### Aim of the task
Would you please copy all of the data exactly, skipping the images?

### Given data
============================================================
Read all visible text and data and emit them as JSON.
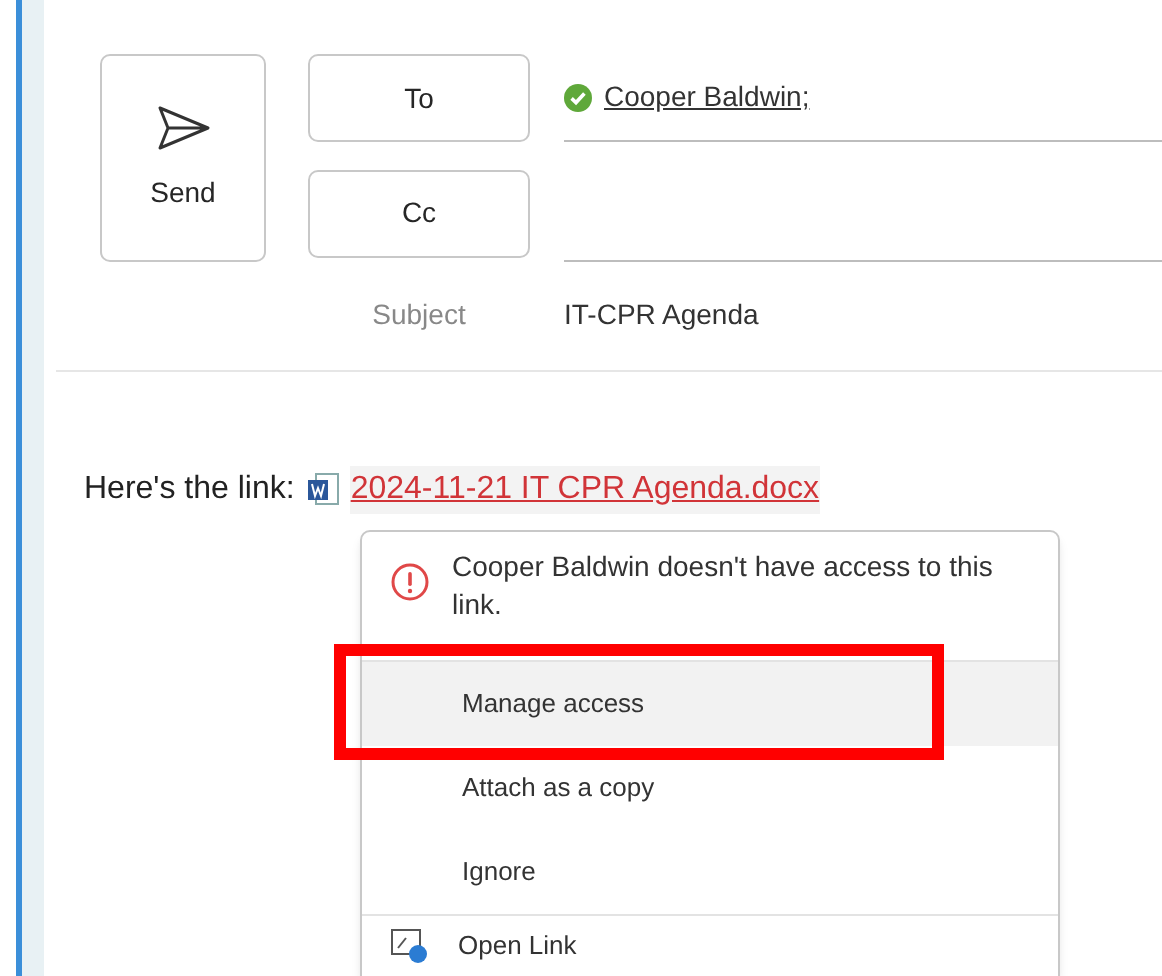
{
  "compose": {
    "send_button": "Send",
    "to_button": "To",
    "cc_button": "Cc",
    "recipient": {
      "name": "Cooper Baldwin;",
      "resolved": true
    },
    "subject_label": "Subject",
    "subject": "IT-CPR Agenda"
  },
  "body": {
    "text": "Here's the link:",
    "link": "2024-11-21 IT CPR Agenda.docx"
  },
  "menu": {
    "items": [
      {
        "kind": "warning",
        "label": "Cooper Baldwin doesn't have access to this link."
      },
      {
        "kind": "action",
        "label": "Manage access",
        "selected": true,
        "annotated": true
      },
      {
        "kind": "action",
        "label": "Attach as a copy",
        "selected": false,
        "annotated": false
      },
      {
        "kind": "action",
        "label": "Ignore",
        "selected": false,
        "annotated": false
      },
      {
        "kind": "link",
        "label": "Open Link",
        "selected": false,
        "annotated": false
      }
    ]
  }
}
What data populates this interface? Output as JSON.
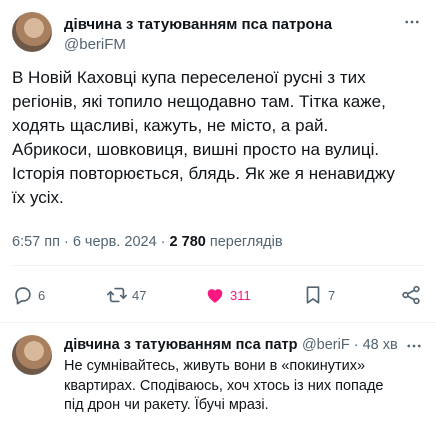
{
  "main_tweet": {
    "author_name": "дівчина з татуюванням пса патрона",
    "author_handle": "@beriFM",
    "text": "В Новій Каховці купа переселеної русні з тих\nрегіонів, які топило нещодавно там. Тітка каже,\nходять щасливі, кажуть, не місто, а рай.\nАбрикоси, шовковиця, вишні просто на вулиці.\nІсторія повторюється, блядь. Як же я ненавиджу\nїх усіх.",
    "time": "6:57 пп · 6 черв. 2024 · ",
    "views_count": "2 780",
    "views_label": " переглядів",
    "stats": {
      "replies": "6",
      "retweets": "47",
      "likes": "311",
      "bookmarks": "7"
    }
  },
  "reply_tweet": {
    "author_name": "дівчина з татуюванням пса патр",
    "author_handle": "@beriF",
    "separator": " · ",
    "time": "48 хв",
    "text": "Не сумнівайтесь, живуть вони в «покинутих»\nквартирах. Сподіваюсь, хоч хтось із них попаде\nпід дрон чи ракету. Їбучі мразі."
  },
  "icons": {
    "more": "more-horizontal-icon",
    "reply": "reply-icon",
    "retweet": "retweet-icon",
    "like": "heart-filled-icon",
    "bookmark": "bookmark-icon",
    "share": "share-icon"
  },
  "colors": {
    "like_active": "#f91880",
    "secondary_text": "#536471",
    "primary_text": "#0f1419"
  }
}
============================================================
### Answer space
Read all visible text and data and emit them as JSON.
{
  "compose": {
    "send_button": "Send",
    "to_button": "To",
    "cc_button": "Cc",
    "recipient": {
      "name": "Cooper Baldwin;",
      "resolved": true
    },
    "subject_label": "Subject",
    "subject": "IT-CPR Agenda"
  },
  "body": {
    "text": "Here's the link:",
    "link": "2024-11-21 IT CPR Agenda.docx"
  },
  "menu": {
    "items": [
      {
        "kind": "warning",
        "label": "Cooper Baldwin doesn't have access to this link."
      },
      {
        "kind": "action",
        "label": "Manage access",
        "selected": true,
        "annotated": true
      },
      {
        "kind": "action",
        "label": "Attach as a copy",
        "selected": false,
        "annotated": false
      },
      {
        "kind": "action",
        "label": "Ignore",
        "selected": false,
        "annotated": false
      },
      {
        "kind": "link",
        "label": "Open Link",
        "selected": false,
        "annotated": false
      }
    ]
  }
}
What data populates this interface? Output as JSON.
{
  "main_tweet": {
    "author_name": "дівчина з татуюванням пса патрона",
    "author_handle": "@beriFM",
    "text": "В Новій Каховці купа переселеної русні з тих\nрегіонів, які топило нещодавно там. Тітка каже,\nходять щасливі, кажуть, не місто, а рай.\nАбрикоси, шовковиця, вишні просто на вулиці.\nІсторія повторюється, блядь. Як же я ненавиджу\nїх усіх.",
    "time": "6:57 пп · 6 черв. 2024 · ",
    "views_count": "2 780",
    "views_label": " переглядів",
    "stats": {
      "replies": "6",
      "retweets": "47",
      "likes": "311",
      "bookmarks": "7"
    }
  },
  "reply_tweet": {
    "author_name": "дівчина з татуюванням пса патр",
    "author_handle": "@beriF",
    "separator": " · ",
    "time": "48 хв",
    "text": "Не сумнівайтесь, живуть вони в «покинутих»\nквартирах. Сподіваюсь, хоч хтось із них попаде\nпід дрон чи ракету. Їбучі мразі."
  },
  "icons": {
    "more": "more-horizontal-icon",
    "reply": "reply-icon",
    "retweet": "retweet-icon",
    "like": "heart-filled-icon",
    "bookmark": "bookmark-icon",
    "share": "share-icon"
  },
  "colors": {
    "like_active": "#f91880",
    "secondary_text": "#536471",
    "primary_text": "#0f1419"
  }
}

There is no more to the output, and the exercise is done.